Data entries
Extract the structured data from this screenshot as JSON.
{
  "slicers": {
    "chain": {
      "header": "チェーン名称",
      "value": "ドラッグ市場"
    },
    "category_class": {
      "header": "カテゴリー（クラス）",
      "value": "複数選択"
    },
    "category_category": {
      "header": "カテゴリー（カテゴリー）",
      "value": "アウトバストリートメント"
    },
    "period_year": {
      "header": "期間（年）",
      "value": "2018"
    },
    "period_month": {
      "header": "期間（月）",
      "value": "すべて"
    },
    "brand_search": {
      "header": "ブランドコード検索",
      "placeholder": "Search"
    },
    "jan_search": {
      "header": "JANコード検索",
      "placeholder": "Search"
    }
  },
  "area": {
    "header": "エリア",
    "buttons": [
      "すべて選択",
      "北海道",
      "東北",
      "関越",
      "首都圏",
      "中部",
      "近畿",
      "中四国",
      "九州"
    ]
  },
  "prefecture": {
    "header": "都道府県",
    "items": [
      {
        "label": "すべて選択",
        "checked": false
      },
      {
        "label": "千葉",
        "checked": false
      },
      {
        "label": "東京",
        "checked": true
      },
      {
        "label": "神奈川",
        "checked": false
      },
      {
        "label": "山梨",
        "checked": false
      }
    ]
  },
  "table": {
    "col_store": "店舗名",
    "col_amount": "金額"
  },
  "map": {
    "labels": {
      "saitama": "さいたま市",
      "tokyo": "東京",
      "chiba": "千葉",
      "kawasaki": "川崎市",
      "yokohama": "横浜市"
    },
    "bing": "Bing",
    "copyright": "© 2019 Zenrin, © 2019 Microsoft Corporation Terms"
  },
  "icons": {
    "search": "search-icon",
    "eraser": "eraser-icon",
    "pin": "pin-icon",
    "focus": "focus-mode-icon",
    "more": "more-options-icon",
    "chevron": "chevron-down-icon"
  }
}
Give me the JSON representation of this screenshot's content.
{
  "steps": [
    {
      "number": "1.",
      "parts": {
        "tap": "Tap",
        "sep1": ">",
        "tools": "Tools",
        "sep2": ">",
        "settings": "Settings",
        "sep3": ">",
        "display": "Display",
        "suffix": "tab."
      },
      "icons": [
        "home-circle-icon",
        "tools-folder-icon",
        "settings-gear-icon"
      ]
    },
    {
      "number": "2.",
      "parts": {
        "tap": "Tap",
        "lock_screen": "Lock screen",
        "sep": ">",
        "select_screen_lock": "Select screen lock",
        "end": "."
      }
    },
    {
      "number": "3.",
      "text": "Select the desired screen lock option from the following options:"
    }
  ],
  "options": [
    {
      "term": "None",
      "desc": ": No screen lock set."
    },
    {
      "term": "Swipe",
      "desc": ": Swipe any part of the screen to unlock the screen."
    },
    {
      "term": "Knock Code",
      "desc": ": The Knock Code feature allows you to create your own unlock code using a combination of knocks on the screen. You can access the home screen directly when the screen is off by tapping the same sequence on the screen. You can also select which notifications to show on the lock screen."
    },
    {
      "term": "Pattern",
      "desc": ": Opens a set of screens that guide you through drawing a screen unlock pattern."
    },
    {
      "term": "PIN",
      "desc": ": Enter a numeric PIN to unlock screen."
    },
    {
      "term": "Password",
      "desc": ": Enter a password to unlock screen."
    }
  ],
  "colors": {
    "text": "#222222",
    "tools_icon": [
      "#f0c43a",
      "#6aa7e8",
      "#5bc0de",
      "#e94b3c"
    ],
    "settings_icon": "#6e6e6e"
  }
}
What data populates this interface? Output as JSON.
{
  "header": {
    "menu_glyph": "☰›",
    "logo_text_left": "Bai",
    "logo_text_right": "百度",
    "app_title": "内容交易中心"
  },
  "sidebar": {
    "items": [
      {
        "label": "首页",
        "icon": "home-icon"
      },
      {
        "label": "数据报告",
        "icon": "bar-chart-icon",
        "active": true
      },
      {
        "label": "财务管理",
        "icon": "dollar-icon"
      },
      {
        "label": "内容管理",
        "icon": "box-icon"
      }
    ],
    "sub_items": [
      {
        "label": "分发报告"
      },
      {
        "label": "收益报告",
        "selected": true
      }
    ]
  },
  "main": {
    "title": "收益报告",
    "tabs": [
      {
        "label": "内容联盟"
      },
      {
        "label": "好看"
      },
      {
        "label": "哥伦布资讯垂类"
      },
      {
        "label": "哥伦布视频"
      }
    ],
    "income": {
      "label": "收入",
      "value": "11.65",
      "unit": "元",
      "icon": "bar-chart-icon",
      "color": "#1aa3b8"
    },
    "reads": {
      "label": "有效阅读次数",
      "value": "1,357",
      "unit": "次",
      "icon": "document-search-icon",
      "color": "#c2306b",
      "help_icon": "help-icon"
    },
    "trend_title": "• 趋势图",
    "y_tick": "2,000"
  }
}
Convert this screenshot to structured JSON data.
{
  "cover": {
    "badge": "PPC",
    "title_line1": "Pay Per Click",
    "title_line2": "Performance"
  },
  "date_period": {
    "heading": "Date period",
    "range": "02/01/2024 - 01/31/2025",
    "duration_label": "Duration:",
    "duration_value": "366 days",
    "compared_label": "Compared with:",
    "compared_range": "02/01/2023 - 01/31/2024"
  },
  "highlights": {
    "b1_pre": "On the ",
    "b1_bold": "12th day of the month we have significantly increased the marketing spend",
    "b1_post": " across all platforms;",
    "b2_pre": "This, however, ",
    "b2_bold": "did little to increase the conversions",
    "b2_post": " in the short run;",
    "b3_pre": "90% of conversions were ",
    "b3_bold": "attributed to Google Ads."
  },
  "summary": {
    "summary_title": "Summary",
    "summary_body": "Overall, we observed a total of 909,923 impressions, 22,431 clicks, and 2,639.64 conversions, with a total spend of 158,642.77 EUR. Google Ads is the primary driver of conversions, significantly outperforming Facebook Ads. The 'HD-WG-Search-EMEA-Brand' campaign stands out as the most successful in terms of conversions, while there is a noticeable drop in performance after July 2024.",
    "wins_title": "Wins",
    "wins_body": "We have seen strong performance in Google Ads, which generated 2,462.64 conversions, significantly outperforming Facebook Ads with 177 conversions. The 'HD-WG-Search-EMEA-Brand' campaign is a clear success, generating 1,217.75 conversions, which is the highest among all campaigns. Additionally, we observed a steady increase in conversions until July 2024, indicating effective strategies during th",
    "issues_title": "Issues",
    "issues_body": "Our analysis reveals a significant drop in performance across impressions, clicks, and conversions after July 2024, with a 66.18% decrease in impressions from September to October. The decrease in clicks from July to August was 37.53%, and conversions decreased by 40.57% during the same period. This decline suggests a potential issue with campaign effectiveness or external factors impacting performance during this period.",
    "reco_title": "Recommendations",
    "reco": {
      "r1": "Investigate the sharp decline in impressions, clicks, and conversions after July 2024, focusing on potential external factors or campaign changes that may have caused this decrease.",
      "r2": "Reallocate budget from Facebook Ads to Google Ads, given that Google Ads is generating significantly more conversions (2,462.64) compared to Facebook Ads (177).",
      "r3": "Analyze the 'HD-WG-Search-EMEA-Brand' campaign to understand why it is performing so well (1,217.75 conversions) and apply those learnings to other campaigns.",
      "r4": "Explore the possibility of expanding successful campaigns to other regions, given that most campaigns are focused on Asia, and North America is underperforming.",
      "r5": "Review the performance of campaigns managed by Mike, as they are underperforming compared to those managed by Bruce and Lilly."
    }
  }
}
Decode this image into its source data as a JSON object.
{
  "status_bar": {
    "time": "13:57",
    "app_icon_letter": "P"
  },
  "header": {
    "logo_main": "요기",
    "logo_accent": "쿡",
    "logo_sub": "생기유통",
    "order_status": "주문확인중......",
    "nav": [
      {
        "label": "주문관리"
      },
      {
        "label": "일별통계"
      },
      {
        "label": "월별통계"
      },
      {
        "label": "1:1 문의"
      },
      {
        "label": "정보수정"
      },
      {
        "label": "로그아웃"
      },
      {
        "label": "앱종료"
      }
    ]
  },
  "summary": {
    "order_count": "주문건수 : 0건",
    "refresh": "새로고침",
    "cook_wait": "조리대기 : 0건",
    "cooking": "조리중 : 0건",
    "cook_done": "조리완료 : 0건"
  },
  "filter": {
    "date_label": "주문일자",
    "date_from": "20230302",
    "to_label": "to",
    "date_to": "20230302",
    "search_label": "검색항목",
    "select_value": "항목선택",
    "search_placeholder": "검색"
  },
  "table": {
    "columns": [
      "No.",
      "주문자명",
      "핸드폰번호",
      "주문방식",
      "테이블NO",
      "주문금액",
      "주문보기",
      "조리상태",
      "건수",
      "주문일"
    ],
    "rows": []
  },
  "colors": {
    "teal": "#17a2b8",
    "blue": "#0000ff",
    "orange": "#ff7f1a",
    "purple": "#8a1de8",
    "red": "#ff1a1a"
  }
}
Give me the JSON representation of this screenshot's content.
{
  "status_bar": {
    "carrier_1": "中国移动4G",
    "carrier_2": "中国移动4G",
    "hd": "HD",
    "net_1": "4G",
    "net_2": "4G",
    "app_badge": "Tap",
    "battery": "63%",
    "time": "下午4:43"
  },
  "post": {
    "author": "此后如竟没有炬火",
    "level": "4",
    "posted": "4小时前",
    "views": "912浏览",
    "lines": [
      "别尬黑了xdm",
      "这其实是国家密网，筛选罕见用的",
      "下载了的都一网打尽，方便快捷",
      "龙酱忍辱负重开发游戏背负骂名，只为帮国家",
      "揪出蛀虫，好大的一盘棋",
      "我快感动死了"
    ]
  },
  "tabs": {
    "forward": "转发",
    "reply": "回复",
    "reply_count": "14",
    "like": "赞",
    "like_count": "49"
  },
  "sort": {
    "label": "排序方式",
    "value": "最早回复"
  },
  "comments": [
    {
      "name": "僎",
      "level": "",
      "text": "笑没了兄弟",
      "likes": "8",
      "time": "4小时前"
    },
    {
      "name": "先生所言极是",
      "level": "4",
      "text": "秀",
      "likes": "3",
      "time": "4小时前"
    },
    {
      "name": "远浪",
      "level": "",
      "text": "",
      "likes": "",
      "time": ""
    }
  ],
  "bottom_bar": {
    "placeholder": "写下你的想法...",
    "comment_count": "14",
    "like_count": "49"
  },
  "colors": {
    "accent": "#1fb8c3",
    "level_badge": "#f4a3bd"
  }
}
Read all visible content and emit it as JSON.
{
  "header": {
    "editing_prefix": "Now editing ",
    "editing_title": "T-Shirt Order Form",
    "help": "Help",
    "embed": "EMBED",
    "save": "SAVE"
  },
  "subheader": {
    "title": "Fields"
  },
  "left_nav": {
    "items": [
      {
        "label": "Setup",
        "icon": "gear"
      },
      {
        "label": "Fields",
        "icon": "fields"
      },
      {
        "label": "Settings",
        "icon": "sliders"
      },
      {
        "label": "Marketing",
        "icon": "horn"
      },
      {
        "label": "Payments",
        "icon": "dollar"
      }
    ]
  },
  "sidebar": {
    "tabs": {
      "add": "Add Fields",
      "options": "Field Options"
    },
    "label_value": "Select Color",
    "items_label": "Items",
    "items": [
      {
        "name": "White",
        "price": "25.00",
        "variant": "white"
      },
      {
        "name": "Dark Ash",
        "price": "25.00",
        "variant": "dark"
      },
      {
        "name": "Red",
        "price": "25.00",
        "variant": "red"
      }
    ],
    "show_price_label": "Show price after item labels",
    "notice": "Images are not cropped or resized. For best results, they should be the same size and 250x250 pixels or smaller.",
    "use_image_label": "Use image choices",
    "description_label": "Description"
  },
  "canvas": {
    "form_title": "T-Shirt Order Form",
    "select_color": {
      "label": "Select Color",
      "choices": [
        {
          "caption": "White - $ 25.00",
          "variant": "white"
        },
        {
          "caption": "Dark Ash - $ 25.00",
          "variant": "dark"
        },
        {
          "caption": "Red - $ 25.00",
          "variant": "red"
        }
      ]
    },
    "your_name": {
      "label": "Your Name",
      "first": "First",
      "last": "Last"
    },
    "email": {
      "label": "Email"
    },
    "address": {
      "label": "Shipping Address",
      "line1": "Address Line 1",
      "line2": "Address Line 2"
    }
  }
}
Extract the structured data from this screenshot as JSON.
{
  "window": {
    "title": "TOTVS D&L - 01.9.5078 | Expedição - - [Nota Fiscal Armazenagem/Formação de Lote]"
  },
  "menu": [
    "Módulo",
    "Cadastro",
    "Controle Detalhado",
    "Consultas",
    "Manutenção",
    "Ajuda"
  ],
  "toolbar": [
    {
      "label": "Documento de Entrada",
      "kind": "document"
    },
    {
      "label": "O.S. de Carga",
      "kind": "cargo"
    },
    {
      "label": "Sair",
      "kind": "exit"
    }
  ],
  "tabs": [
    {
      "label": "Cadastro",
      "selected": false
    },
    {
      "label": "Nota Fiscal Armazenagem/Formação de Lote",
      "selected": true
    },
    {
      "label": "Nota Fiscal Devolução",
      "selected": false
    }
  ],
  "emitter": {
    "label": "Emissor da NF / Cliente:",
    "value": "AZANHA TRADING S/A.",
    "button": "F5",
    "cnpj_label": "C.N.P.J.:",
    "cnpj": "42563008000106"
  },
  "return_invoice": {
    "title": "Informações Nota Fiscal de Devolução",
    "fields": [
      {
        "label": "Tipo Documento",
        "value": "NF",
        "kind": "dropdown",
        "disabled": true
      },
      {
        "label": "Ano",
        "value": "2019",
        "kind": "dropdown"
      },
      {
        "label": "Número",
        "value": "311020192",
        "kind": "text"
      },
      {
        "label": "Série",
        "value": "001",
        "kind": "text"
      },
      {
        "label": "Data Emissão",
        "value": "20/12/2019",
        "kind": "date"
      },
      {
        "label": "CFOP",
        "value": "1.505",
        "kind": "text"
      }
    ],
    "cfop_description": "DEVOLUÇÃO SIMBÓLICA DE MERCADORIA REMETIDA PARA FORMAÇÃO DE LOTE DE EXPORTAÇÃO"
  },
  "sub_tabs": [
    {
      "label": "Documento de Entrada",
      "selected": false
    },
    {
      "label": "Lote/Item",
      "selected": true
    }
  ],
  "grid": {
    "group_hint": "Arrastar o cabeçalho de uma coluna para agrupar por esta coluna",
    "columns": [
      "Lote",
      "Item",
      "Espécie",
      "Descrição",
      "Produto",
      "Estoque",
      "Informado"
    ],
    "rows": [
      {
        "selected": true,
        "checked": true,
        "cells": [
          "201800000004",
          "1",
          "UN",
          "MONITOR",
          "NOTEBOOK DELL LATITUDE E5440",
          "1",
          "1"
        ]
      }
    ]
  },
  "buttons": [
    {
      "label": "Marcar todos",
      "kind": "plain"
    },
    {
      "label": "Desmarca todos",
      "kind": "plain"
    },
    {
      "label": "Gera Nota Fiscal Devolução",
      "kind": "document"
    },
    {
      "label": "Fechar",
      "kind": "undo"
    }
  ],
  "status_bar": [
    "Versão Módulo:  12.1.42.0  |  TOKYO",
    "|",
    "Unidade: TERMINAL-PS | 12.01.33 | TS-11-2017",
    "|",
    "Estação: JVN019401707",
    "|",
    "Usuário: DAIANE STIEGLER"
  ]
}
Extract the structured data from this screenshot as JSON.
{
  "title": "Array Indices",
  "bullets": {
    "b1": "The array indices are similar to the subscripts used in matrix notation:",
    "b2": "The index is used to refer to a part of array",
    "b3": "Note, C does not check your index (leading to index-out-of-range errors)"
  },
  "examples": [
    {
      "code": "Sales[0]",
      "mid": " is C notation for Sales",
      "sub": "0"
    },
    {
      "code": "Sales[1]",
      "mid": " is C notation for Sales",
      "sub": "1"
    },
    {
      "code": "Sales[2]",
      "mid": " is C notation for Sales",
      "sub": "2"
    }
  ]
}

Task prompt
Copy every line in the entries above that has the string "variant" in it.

The answer
        "variant": "white"
        "variant": "dark"
        "variant": "red"
          "variant": "white"
          "variant": "dark"
          "variant": "red"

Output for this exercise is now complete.